By Giorgina Paiella
Two MSE graduate students, Karoon Mackenchery and Gabriel Paun, were afforded the unique opportunity to serve as graduate interns at the United States Army Research Laboratory (ARL) at Aberdeen Proving Ground, Maryland this summer. The ten-week Computational and Information Sciences Directorate (CISD) internships are awarded to talented science and engineering students who have demonstrated success in areas closely related to Department of Defense (DoD) interests. Gabe and Karoon, who both received their Bachelor of Science degrees in Materials Science and Engineering from UConn, are currently PhD students in Professor Avinash Dongare’s Computational Materials and Mechanics Group (CMMG). The group focuses on the development and application of state-of-the-art computational methods to model materials behavior across multiple scales.
Gabe is now a second-year MSE graduate student whose research focuses on modeling the deformation and failure behavior of lightweight metallic materials (Ti, Mg) for next-generation armor applications. His research utilizes molecular dynamic simulations to model behavior at atomic scales and will be extended into the study of mesoscales in the future. Gabe’s project at ARL, “Molecular Dynamics Simulation of Surface Dislocation Mobility in Magnesium,” focused on the study of surface slowing effects on dislocation velocity in thin magnesium single crystals.
Karoon is currently in his first year of graduate school. His research experience in materials modeling first started with his capstone senior design project. Completed under the guidance of faculty advisor Dr. Dongare, Karoon explored the design and implementation of computational tools to characterize the dynamic evolution of defect structures (dislocations, faults, etc.) at atomic scales during deformation and metallic materials failure. For his ARL internship project, “Atomistic Simulation of Dislocation Nucleation from a Void,” Karoon investigated the nucleation and evolution of a single dislocation emitting from a nanovoid within a metallic system.
Gabe and Karoon reflect that the internship program was a great experience that provided them with valuable skills. As Karoon notes, “I was amazed by the state-of-the-art resources utilized by the Army Research Lab (ARL). It was a wonderful opportunity to spend my summer learning new skills and gaining experience working at an esteemed research lab.” Professor Dongare indicates that both Gabe and Karoon plan to build upon their ARL experience by continuing their research here at UConn as part of their doctoral dissertations. He states:

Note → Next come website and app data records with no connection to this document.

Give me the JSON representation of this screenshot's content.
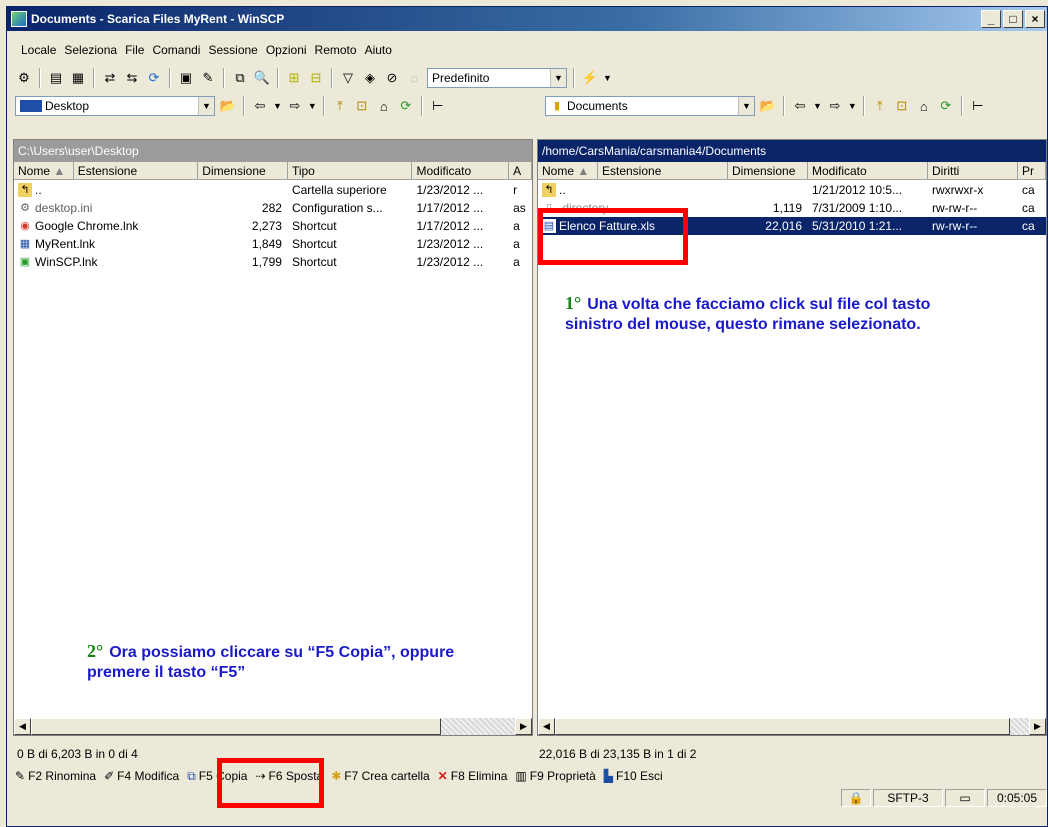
{
  "window": {
    "title": "Documents - Scarica Files MyRent - WinSCP",
    "min": "_",
    "max": "□",
    "close": "×"
  },
  "menu": [
    "Locale",
    "Seleziona",
    "File",
    "Comandi",
    "Sessione",
    "Opzioni",
    "Remoto",
    "Aiuto"
  ],
  "toolbar": {
    "profile_combo": "Predefinito"
  },
  "left": {
    "location": "Desktop",
    "path": "C:\\Users\\user\\Desktop",
    "columns": [
      "Nome",
      "Estensione",
      "Dimensione",
      "Tipo",
      "Modificato",
      "A"
    ],
    "rows": [
      {
        "name": "..",
        "size": "",
        "type": "Cartella superiore",
        "modified": "1/23/2012 ...",
        "attr": "r"
      },
      {
        "name": "desktop.ini",
        "size": "282",
        "type": "Configuration s...",
        "modified": "1/17/2012 ...",
        "attr": "as"
      },
      {
        "name": "Google Chrome.lnk",
        "size": "2,273",
        "type": "Shortcut",
        "modified": "1/17/2012 ...",
        "attr": "a"
      },
      {
        "name": "MyRent.lnk",
        "size": "1,849",
        "type": "Shortcut",
        "modified": "1/23/2012 ...",
        "attr": "a"
      },
      {
        "name": "WinSCP.lnk",
        "size": "1,799",
        "type": "Shortcut",
        "modified": "1/23/2012 ...",
        "attr": "a"
      }
    ],
    "status": "0 B di 6,203 B in 0 di 4"
  },
  "right": {
    "location": "Documents",
    "path": "/home/CarsMania/carsmania4/Documents",
    "columns": [
      "Nome",
      "Estensione",
      "Dimensione",
      "Modificato",
      "Diritti",
      "Pr"
    ],
    "rows": [
      {
        "name": "..",
        "size": "",
        "modified": "1/21/2012 10:5...",
        "rights": "rwxrwxr-x",
        "owner": "ca"
      },
      {
        "name": ".directory",
        "size": "1,119",
        "modified": "7/31/2009 1:10...",
        "rights": "rw-rw-r--",
        "owner": "ca"
      },
      {
        "name": "Elenco Fatture.xls",
        "size": "22,016",
        "modified": "5/31/2010 1:21...",
        "rights": "rw-rw-r--",
        "owner": "ca"
      }
    ],
    "status": "22,016 B di 23,135 B in 1 di 2"
  },
  "fkeys": [
    "F2 Rinomina",
    "F4 Modifica",
    "F5 Copia",
    "F6 Sposta",
    "F7 Crea cartella",
    "F8 Elimina",
    "F9 Proprietà",
    "F10 Esci"
  ],
  "statusbar": {
    "protocol": "SFTP-3",
    "time": "0:05:05"
  },
  "annotations": {
    "first_num": "1°",
    "first_text": "Una volta che facciamo click sul file col tasto sinistro del mouse, questo rimane selezionato.",
    "second_num": "2°",
    "second_text": "Ora possiamo cliccare su “F5 Copia”, oppure premere il tasto “F5”"
  },
  "colors": {
    "selection": "#0a246a",
    "annotation_text": "#1a1ac8",
    "annotation_number": "#148214",
    "highlight_box": "#ff0000"
  }
}
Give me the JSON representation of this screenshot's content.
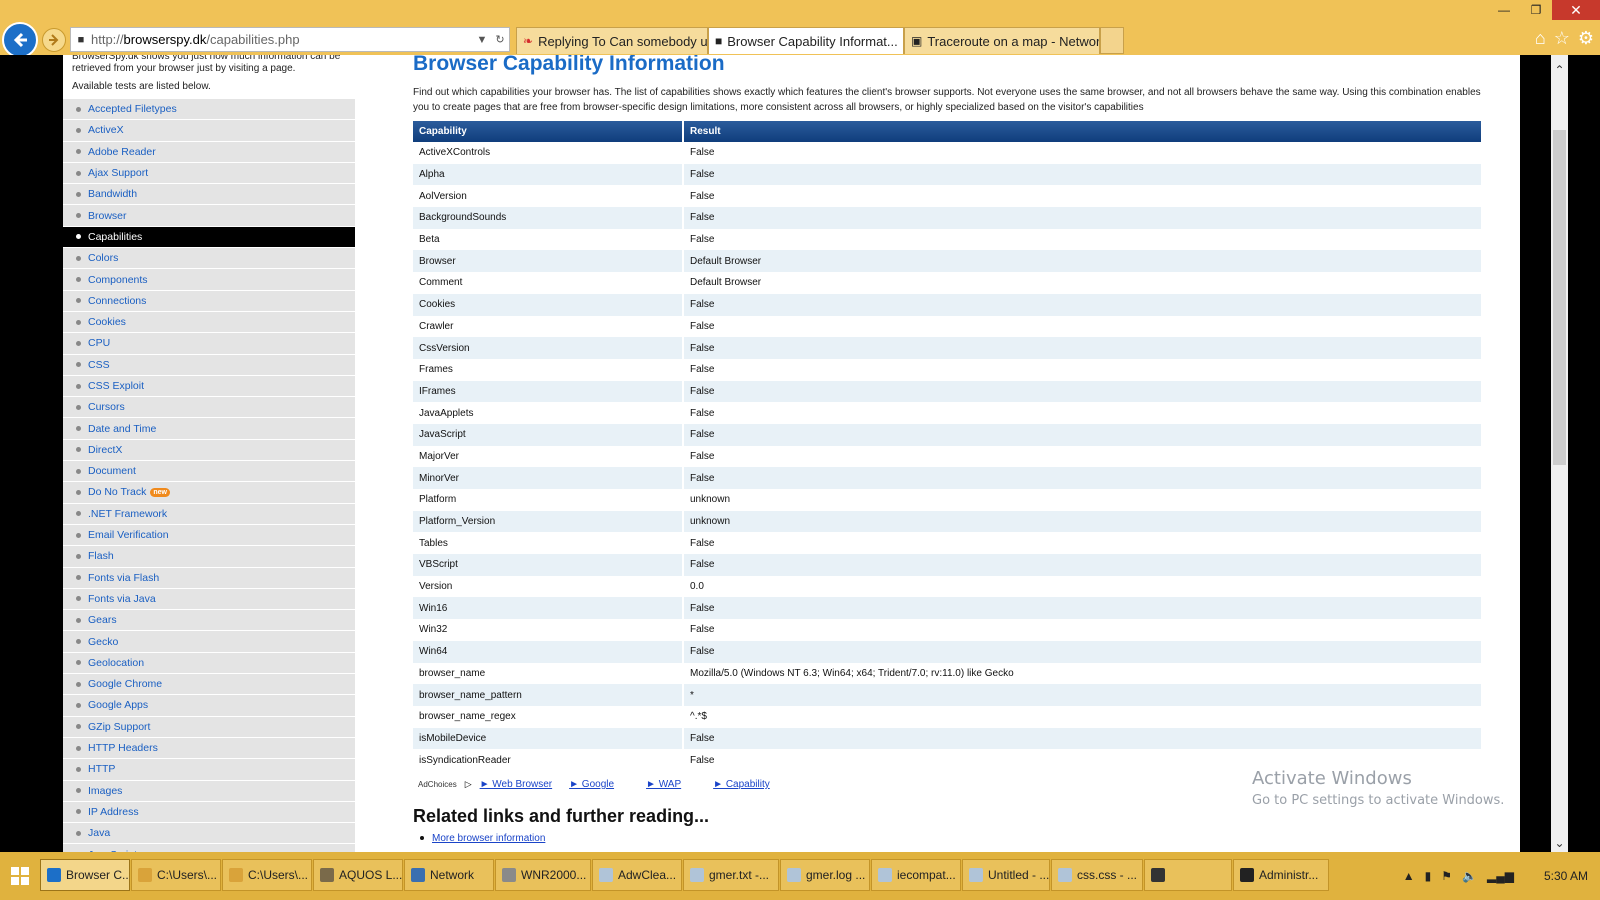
{
  "browser": {
    "address": {
      "prefix": "http://",
      "domain": "browserspy.dk",
      "path": "/capabilities.php"
    },
    "tabs": [
      {
        "label": "Replying To Can somebody un...",
        "icon": "s-logo-icon",
        "active": false
      },
      {
        "label": "Browser Capability Informat...",
        "icon": "lock-icon",
        "active": true
      },
      {
        "label": "Traceroute on a map - Networ...",
        "icon": "terminal-icon",
        "active": false
      }
    ]
  },
  "sidebar": {
    "intro": "BrowserSpy.dk shows you just how much information can be retrieved from your browser just by visiting a page.",
    "available": "Available tests are listed below.",
    "items": [
      "Accepted Filetypes",
      "ActiveX",
      "Adobe Reader",
      "Ajax Support",
      "Bandwidth",
      "Browser",
      "Capabilities",
      "Colors",
      "Components",
      "Connections",
      "Cookies",
      "CPU",
      "CSS",
      "CSS Exploit",
      "Cursors",
      "Date and Time",
      "DirectX",
      "Document",
      "Do No Track",
      ".NET Framework",
      "Email Verification",
      "Flash",
      "Fonts via Flash",
      "Fonts via Java",
      "Gears",
      "Gecko",
      "Geolocation",
      "Google Chrome",
      "Google Apps",
      "GZip Support",
      "HTTP Headers",
      "HTTP",
      "Images",
      "IP Address",
      "Java",
      "JavaScript"
    ],
    "active_index": 6,
    "new_badge_index": 18,
    "new_badge": "new"
  },
  "main": {
    "title": "Browser Capability Information",
    "description": "Find out which capabilities your browser has. The list of capabilities shows exactly which features the client's browser supports. Not everyone uses the same browser, and not all browsers behave the same way. Using this combination enables you to create pages that are free from browser-specific design limitations, more consistent across all browsers, or highly specialized based on the visitor's capabilities",
    "table": {
      "headers": [
        "Capability",
        "Result"
      ],
      "rows": [
        [
          "ActiveXControls",
          "False"
        ],
        [
          "Alpha",
          "False"
        ],
        [
          "AolVersion",
          "False"
        ],
        [
          "BackgroundSounds",
          "False"
        ],
        [
          "Beta",
          "False"
        ],
        [
          "Browser",
          "Default Browser"
        ],
        [
          "Comment",
          "Default Browser"
        ],
        [
          "Cookies",
          "False"
        ],
        [
          "Crawler",
          "False"
        ],
        [
          "CssVersion",
          "False"
        ],
        [
          "Frames",
          "False"
        ],
        [
          "IFrames",
          "False"
        ],
        [
          "JavaApplets",
          "False"
        ],
        [
          "JavaScript",
          "False"
        ],
        [
          "MajorVer",
          "False"
        ],
        [
          "MinorVer",
          "False"
        ],
        [
          "Platform",
          "unknown"
        ],
        [
          "Platform_Version",
          "unknown"
        ],
        [
          "Tables",
          "False"
        ],
        [
          "VBScript",
          "False"
        ],
        [
          "Version",
          "0.0"
        ],
        [
          "Win16",
          "False"
        ],
        [
          "Win32",
          "False"
        ],
        [
          "Win64",
          "False"
        ],
        [
          "browser_name",
          "Mozilla/5.0 (Windows NT 6.3; Win64; x64; Trident/7.0; rv:11.0) like Gecko"
        ],
        [
          "browser_name_pattern",
          "*"
        ],
        [
          "browser_name_regex",
          "^.*$"
        ],
        [
          "isMobileDevice",
          "False"
        ],
        [
          "isSyndicationReader",
          "False"
        ]
      ]
    },
    "ads": {
      "adchoices": "AdChoices",
      "links": [
        "► Web Browser",
        "► Google",
        "► WAP",
        "► Capability"
      ]
    },
    "related_heading": "Related links and further reading...",
    "related_links": [
      "More browser information"
    ]
  },
  "watermark": {
    "line1": "Activate Windows",
    "line2": "Go to PC settings to activate Windows."
  },
  "taskbar": {
    "tasks": [
      {
        "label": "Browser C...",
        "active": true,
        "color": "#1c6fc8"
      },
      {
        "label": "C:\\Users\\...",
        "active": false,
        "color": "#d9a33a"
      },
      {
        "label": "C:\\Users\\...",
        "active": false,
        "color": "#d9a33a"
      },
      {
        "label": "AQUOS L...",
        "active": false,
        "color": "#7a6a4a"
      },
      {
        "label": "Network",
        "active": false,
        "color": "#3a6fb0"
      },
      {
        "label": "WNR2000...",
        "active": false,
        "color": "#8a8a8a"
      },
      {
        "label": "AdwClea...",
        "active": false,
        "color": "#b0c4d8"
      },
      {
        "label": "gmer.txt -...",
        "active": false,
        "color": "#b0c4d8"
      },
      {
        "label": "gmer.log ...",
        "active": false,
        "color": "#b0c4d8"
      },
      {
        "label": "iecompat...",
        "active": false,
        "color": "#b0c4d8"
      },
      {
        "label": "Untitled - ...",
        "active": false,
        "color": "#b0c4d8"
      },
      {
        "label": "css.css - ...",
        "active": false,
        "color": "#b0c4d8"
      },
      {
        "label": "",
        "active": false,
        "color": "#333333"
      },
      {
        "label": "Administr...",
        "active": false,
        "color": "#222222"
      }
    ],
    "clock": "5:30 AM"
  }
}
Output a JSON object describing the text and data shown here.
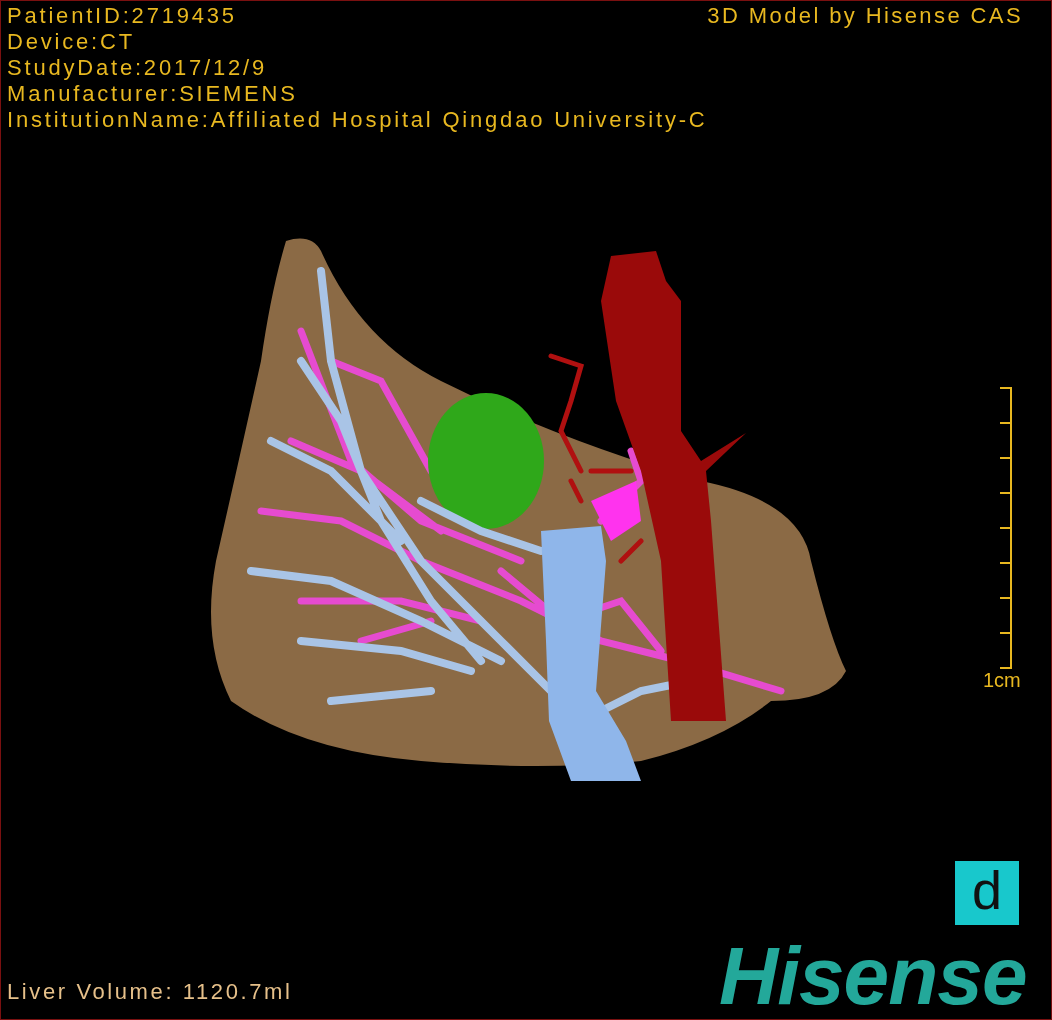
{
  "patient_info": [
    "PatientID:2719435",
    "Device:CT",
    "StudyDate:2017/12/9",
    "Manufacturer:SIEMENS",
    "InstitutionName:Affiliated Hospital Qingdao University-C"
  ],
  "header_right": "3D Model by Hisense CAS",
  "scale_bar": {
    "label": "1cm"
  },
  "view_button": {
    "label": "d"
  },
  "liver_volume": "Liver Volume: 1120.7ml",
  "logo": "Hisense"
}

The two projects were aimed at using atomistic simulations and investigating the atomic scale processes so as to improve the current capabilities of modeling the deformation and failure response of these materials at mesoscales using dislocation dynamics simulations. It is a great experience for Gabe and Karoon to see how their research will contribute to the big picture of computational materials design.